Seeing it again made me smile. And then well up.
I have fond memories of that office. When I used to visit Jeff and his family in suburban Detroit, Jeff would always be up early. And I would be up early, too, partly because I never sleep well when I'm away from home and partly because I slept on the main floor of the house and once Jeff was in the kitchen putting on coffee, no matter how quiet he tried to be, there was zero chance that I wasn't going to hear.
So I'd get up, too, and the coffee would finish brewing, and Jeff and I would decamp to his office to sip and chat in the early-morning darkness until his wife and daughters crawled out of bed and the house fully came to life.
He would sit at his desk and I would perch behind him, and that's what I was remembering when I saw the picture in my feed. Though as I stared at it, I wondered how the hell I ever found a place to sit. Perhaps the space had gotten even more cluttered since the last time I'd visited, though I'm not sure how that could be possible.
And I wanted to share the photo on Facebook, but it didn't feel like it was mine to share.
This morning, though, I saw it again, the first image in a lovely post
by his daughter Alex, "The Extraordinary And Everlasting Love Between One Super Dad And His Daughter." She wrote it to commemorate today, the second anniversary of his death.
Now I feel as though it's OK to share it, now that it's been published for all the world to see:
It's amazing, isn't it?
His office at the Chicago Sun-Times
, back in the day, wasn't much neater.
But the spaces suited him, not for their messiness but for their busyness. Jeff, as Alex writes in the piece, was almost always doing several things at once.
And now I'm laughing, remembering one morning when I was there and he offered to make breakfast. He started pulling ingredients out of the fridge, ingredients that really had no business going together, but he had decided to make scrambled eggs. Doctored scrambled eggs.
I am really not a fan of eggs and so I declined when he offered to make some for me. But he was insistent. As my host – and a Jewish one at that – he wanted to ensure that I was fed.
I repeated my dislike of eggs. He wanted to know what I ate for breakfast, prepared, I suppose, to cook that for me instead.
"Honestly?" I said. "I usually have chicken."
At the time, that was true. I've never felt beholden to breakfast foods anyway, but at the time, I was eating a lot of chicken.
He and his wife, Sherry, started riffing on chicken-based breakfast cereals.
"Cluckers!" was Jeff's opening salvo, if memory serves.
"Wing-Os!" Sherry chirped.
Jeff continued with his eggs.
I may not be remembering everything that he put into them that morning, but I distinctly remember celery.
And stuffed olives.
As I was saying, ingredients that have no business in scrambled eggs.
The thing was, he prepared a lot, convinced that I'd have some despite my protestations.
I held firm.
He looked at the pan, dismayed at the amount he'd prepared. "Well, this is just terrible," he said.

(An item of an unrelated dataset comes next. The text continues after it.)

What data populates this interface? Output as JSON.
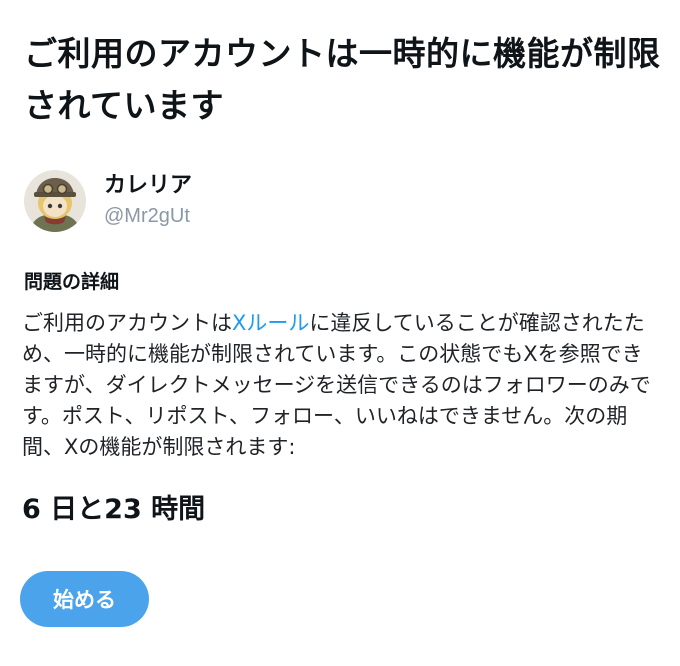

He scooped some out of the pan and sat at the table with a plateful of his concoction.
"Sherry," he said, "have some."
She peered at his plate.
"I am not eating that," she said, as he dug in.
She eventually relented and ate some. To be polite, I expect. Sherry is a lovely woman, very mindful of others' feelings.
Later, I retrieved a protein bar out of the car.
Later still, Jeff and I went to his office at the Wall Street Journal
for a while.
After, we stopped at a Thai joint for lunch.
I ordered something made with chicken.
And on the way back to their house, he put on a Springsteen track he presumed I hadn't heard before.
He was right.
It was Bruce's arrangement of "Blinded by the Light" from the "Live in Dublin" set.
We drove along, song blaring, basking in Bruce.
It is one of my favorite memories of him. Of us.
My love to his other friends and his family and all who miss him every day.
It's still hard to believe he's gone.